Though many tasks were assigned to children based on their age and ability, the playing field was levelled when it came to a number of the democratic processes that were embedded within the project. All child participants, regardless of age, gender or ability, had an equal vote in a number of critical decisions about the playspace. For example, the ideas of each group of children were summarized through hand-drawn pictures of the desired element, such as swings, a place to climb up high, a place to sit in the shade, sand play, or a tunnel. Each child was able to vote for their favourite 10 elements; those elements which scored highest across the whole group were integrated in some way into the final synthesized design. The children were also responsible for selecting the name of new playspace. After a large list of possible names was developed, several rounds of voting by the children eventually resulted in a final consensus. The children chose to name the new playspace: Parque Magico de l'Aviacion... The Magical Park of Aviacion!
When a final design was developed and approved by the community, a large portion of the community turned out to help build the new playspace in only 5 days. One of our objectives was also to involve the children directly in the building process as much as possible; adults and professional contractors worked side by side with the community children, teaching them new skills and allowing them to try their hands at various building processes. Participating children were also each given the opportunity to decorate their own personal 'bubble' on the mural which flanked one side of the playspace. Working with a local artist, the children as a group decided on the content for this community mural.
After 5 intensive but thrilling days, we finished the installation of the new playspace, and celebrated with a huge community party!
The final stage of the process was meeting with community members to discuss their experience of the project, and to help equip them with the tools to continue caring for the space.
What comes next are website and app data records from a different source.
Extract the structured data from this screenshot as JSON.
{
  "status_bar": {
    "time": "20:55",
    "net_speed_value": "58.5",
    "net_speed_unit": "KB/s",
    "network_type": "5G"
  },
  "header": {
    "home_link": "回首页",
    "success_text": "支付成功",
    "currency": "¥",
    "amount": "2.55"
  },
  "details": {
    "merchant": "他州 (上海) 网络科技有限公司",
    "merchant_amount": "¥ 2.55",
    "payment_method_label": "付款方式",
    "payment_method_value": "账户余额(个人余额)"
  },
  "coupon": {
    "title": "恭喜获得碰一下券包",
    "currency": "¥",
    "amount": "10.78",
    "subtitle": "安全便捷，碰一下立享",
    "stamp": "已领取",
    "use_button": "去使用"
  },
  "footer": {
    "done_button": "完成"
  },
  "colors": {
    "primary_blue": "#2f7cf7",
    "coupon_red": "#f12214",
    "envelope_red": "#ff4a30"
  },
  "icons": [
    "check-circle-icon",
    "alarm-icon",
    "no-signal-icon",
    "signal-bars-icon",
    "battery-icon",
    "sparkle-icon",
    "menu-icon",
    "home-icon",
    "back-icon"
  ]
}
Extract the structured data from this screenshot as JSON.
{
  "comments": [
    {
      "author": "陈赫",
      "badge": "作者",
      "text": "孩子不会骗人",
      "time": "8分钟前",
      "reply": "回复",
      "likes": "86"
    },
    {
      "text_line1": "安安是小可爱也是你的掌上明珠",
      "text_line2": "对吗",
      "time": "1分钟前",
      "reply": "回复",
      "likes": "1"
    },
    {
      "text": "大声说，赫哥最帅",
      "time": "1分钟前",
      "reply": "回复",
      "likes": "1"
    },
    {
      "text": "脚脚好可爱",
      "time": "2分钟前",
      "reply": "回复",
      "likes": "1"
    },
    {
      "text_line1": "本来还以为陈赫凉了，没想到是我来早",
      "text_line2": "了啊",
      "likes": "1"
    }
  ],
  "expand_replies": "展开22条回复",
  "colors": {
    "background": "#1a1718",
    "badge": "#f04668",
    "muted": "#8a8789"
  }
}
The feedback from the community was overwhelmingly positive, and children and adults alike were excited to have been part of this collaborative project.
In 2012, we returned to Peru and conducted a similar participatory design / build project with the community of Mocupe, installing a playspace more than 4 times the size of the Aviacion park.
For more information about the processes and products of this project see:
Playrights Magazine article: The Magical Park of Aviacion